We are lucky to have four species of oak trees on our property. Huge white oaks hug the north end with a few red oaks scattered between them. Two medium sized black oaks live close to the house and a young bur oak is just beginning to cast shade south of the house.
Millions of other homeowners are also fortunate to have oaks shading their property. They are one of the most widespread trees, and are beautiful, sturdy, valued by wildlife and long lived. A white oak could shade the ground and feed squirrels for up to 400 years. Some species, like red oaks, grow relatively quickly and tolerate moderate shade while most other oaks, like our bur, need full sun and grow slowly.
About 600 oak species are found naturally across the northern hemisphere. Approximately 90 species live in the United States. China boasts around 100 species, and Mexico is probably the world leader in oak diversity with at least 160 species. They have been widely planted in temperate regions including many places where they don’t occur naturally.
Oaks are members of the beech family with the genus name Quercus. It’s rather easy to distinguish an oak tree, but determining just what oak species a tree belongs to can be tricky. Many oaks hybridize with similar oak species and a tree may have characteristics of each parent. Sometimes the shape of an oak leaf near the top of a tree may be shaped differently from a counterpart lower down.
Non-showy oaks flower in mid spring about the time leaves appear. Male blooms are slim, drooping and green or tan in color. Each female flower is a solitary spike. People allergic to the wind borne pollen generally suffer in the spring.
Throughout history oak wood has been readily used by people. Even wine corks are made from the bark of Portuguese oaks. Oak was widely used in the construction of sailing ships. It’s said that the oak sides of the USS Constitution were so tough that British cannonballs bounced back. That’s where the nickname Old Ironsides came from! Oak is the traditional wood for liquor aging barrels but today it is most commonly used for hardwood flooring and furniture. Few woods produce more fireplace heat than oak.
Squirrels are just one of the wildlife species that love acorns. Among the host of other wild animals that relish acorns are deer, bears, woodchucks, wild turkeys and blue jays. However, oak leaves or acorns can be toxic to cows that eat too many. Tannin is the bitter element in oaks and acorns and long ago humans learned how to remove it to create delicious food. Each fall we look forward to harvesting acorns.
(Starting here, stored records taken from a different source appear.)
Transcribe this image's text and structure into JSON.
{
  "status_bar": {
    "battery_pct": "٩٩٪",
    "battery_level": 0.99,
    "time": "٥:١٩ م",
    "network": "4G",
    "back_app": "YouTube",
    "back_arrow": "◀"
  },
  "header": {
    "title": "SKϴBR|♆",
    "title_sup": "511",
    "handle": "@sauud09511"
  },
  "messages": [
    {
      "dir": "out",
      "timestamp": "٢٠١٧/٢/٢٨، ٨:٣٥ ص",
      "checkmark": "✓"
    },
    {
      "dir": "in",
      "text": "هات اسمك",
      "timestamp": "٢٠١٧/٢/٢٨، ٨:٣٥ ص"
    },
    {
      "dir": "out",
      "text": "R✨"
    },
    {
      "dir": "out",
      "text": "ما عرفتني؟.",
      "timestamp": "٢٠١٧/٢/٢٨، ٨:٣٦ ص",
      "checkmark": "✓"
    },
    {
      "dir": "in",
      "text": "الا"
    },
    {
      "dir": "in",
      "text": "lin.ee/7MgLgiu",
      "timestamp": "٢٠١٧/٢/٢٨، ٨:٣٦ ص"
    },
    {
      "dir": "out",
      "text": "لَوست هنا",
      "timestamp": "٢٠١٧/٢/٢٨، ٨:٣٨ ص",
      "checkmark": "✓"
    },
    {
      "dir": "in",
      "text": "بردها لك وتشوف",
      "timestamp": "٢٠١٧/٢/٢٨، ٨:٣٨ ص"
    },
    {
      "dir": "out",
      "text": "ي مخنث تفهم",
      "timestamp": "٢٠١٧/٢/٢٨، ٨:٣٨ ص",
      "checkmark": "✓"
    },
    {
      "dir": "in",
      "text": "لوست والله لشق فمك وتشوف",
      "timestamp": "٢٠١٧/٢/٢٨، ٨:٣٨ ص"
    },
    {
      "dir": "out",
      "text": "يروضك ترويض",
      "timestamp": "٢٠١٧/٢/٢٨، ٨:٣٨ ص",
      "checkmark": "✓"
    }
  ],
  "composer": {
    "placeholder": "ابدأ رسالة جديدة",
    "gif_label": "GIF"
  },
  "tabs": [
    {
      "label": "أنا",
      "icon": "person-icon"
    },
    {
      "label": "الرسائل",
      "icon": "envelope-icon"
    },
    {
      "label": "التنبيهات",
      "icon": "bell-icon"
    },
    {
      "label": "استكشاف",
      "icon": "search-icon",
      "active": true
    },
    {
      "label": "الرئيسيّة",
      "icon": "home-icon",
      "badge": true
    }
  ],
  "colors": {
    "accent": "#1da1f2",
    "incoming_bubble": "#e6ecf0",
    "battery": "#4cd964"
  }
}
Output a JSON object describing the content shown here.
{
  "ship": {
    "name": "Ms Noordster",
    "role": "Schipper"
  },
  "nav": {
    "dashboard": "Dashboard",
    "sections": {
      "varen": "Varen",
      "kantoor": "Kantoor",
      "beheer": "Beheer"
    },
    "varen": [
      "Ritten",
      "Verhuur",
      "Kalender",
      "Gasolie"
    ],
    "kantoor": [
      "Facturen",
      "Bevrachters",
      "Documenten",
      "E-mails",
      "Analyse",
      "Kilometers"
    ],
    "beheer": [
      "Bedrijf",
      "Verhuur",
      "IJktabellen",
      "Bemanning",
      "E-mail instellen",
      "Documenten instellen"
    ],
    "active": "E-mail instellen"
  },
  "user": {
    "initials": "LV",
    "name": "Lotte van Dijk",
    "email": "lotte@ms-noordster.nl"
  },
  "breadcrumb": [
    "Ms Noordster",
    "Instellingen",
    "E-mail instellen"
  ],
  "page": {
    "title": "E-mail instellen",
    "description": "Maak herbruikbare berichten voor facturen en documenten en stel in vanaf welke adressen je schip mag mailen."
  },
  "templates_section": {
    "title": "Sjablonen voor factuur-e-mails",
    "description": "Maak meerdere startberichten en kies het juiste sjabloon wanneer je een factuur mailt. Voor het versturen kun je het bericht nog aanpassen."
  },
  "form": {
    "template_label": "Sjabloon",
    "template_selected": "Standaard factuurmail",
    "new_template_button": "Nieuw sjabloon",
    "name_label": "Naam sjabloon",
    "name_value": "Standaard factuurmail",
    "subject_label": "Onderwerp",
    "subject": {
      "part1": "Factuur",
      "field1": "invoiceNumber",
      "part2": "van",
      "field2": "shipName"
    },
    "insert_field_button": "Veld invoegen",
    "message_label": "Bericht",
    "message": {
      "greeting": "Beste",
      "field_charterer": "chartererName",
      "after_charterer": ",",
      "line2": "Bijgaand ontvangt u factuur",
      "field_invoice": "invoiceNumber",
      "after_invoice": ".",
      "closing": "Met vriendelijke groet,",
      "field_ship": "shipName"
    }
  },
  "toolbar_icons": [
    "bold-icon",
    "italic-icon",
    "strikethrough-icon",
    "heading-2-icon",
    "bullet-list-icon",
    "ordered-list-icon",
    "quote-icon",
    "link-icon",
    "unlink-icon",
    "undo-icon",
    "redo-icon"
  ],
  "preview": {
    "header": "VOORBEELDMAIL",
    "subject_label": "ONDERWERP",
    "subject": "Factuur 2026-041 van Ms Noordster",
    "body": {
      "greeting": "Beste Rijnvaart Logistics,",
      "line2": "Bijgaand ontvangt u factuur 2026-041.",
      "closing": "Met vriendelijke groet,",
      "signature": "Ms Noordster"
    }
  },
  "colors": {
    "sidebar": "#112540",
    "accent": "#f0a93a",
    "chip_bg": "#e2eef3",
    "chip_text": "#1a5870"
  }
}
Few foods are as delicious as maple syrup on warm acorn muffins.
Subscribe to Winding Pathways to learn how to process acorns into food.
For further Information
One of the most fascinating tree books ever written was published back in 1948. It is a two volume set by David Culross Perry. One volume covers trees of eastern North America while its counterpart describes western species. If you spot it for sale at a garage or used book sale snap it up.
Websites, apps and books abound that help identify and learn about trees. Our favorite websites are from the National Arbor Day Foundation at and the US Forest Service. Our favorite tree identification book is the Sibley Guide to Trees.